Print the entries once more, unchanged.

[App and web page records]

______________________________

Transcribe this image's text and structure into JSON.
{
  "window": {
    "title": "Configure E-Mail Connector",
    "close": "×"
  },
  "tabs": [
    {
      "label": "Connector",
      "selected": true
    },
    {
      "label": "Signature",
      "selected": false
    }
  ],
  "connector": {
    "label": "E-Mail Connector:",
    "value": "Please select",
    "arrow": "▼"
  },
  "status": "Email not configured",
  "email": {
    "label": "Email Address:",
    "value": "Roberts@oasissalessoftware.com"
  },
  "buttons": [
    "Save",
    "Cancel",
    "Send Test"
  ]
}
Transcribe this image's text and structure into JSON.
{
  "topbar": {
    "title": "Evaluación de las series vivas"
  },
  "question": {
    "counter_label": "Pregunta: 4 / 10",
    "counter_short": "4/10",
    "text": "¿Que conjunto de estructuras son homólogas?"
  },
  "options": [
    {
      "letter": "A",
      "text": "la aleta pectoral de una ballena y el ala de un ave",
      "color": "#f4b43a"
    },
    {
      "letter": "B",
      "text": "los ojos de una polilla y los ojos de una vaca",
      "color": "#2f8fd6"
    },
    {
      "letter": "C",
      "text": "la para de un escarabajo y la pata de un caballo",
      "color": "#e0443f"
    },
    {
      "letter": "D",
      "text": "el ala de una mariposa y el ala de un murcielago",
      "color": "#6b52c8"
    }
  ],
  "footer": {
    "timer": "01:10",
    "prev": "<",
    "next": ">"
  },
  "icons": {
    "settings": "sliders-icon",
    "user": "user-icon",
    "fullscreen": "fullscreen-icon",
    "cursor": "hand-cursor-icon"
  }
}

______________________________

Response area:
Transcribe this image's text and structure into JSON.
{
  "window": {
    "title": "Configure E-Mail Connector",
    "close": "×"
  },
  "tabs": [
    {
      "label": "Connector",
      "selected": true
    },
    {
      "label": "Signature",
      "selected": false
    }
  ],
  "connector": {
    "label": "E-Mail Connector:",
    "value": "Please select",
    "arrow": "▼"
  },
  "status": "Email not configured",
  "email": {
    "label": "Email Address:",
    "value": "Roberts@oasissalessoftware.com"
  },
  "buttons": [
    "Save",
    "Cancel",
    "Send Test"
  ]
}
Transcribe this image's text and structure into JSON.
{
  "topbar": {
    "title": "Evaluación de las series vivas"
  },
  "question": {
    "counter_label": "Pregunta: 4 / 10",
    "counter_short": "4/10",
    "text": "¿Que conjunto de estructuras son homólogas?"
  },
  "options": [
    {
      "letter": "A",
      "text": "la aleta pectoral de una ballena y el ala de un ave",
      "color": "#f4b43a"
    },
    {
      "letter": "B",
      "text": "los ojos de una polilla y los ojos de una vaca",
      "color": "#2f8fd6"
    },
    {
      "letter": "C",
      "text": "la para de un escarabajo y la pata de un caballo",
      "color": "#e0443f"
    },
    {
      "letter": "D",
      "text": "el ala de una mariposa y el ala de un murcielago",
      "color": "#6b52c8"
    }
  ],
  "footer": {
    "timer": "01:10",
    "prev": "<",
    "next": ">"
  },
  "icons": {
    "settings": "sliders-icon",
    "user": "user-icon",
    "fullscreen": "fullscreen-icon",
    "cursor": "hand-cursor-icon"
  }
}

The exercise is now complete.